‘‘Obviously, the fear is the same as anywhere, that casual, non-compliant behaviour like we’ve seen could lead to Covid being introduced.
‘‘It’s very disappointing, as there’s so much more chance of avoiding that outcome if people just play by the rules.’’
She was raising the issue now in case there was another lockdown, she said.
‘‘The reality is the [Covid-19] Delta variant is likely to hit New Zealand again. We’d just like people to be a bit more thoughtful if that happens.’’
Clutha district Catlins ward councillor Dane Catherwood, an Owaka businessman, said he had observed an increase in traffic passing through the town towards Papatowai during the lockdown period.
‘‘We’ve probably had a few people turned up on the weekend who shouldn’t have, but I wouldn’t say it was excessive.
‘‘I think with the absence of cases in the South Island, people were champing at the bit and getting a bit frustrated.
‘‘It’s a bit of a shame, since locals are following the rules, when perhaps people just need to be a bit more patient.’’
Senior Sergeant Chris Wakelin, of Balclutha, said police had received no reports of lockdown breaches in the Catlins.

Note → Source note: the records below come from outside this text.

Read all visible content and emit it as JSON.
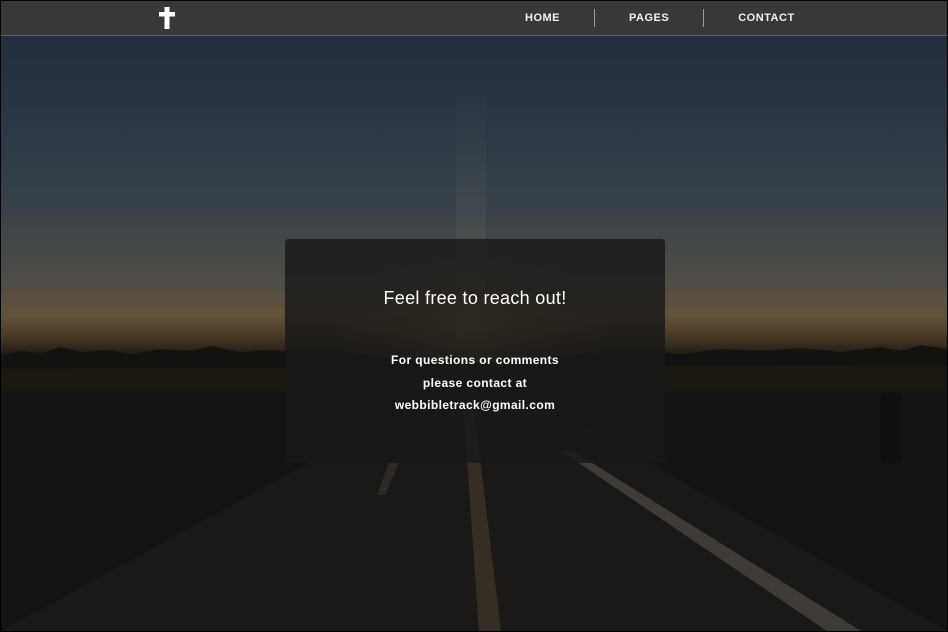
{
  "header": {
    "logo_icon": "cross-icon",
    "nav": [
      {
        "label": "HOME"
      },
      {
        "label": "PAGES"
      },
      {
        "label": "CONTACT"
      }
    ]
  },
  "hero": {
    "background": "sunset-road-photo",
    "card": {
      "title": "Feel free to reach out!",
      "lines": [
        "For questions or comments",
        "please contact at",
        "webbibletrack@gmail.com"
      ]
    }
  },
  "colors": {
    "navbar": "#383838",
    "card_bg": "#191919",
    "text": "#ffffff"
  }
}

Neither did a series of police checkpoints for vehicles travelling across the district identify any non-compliance.
However, there were minor infractions elsewhere in the district.
‘‘We had a few issues with whitebaiting initially, as there was some misinterpretation of the specific rules around that. But we were happy with behaviours there, and more generally, once that had been clarified.’’
A policy of ‘‘education and enforcement’’ was exercised.
‘‘People are welcome to report any issues of non-compliance they identify. We did have a few pushing their luck elsewhere in the district during that period, and warnings were issued . . .’’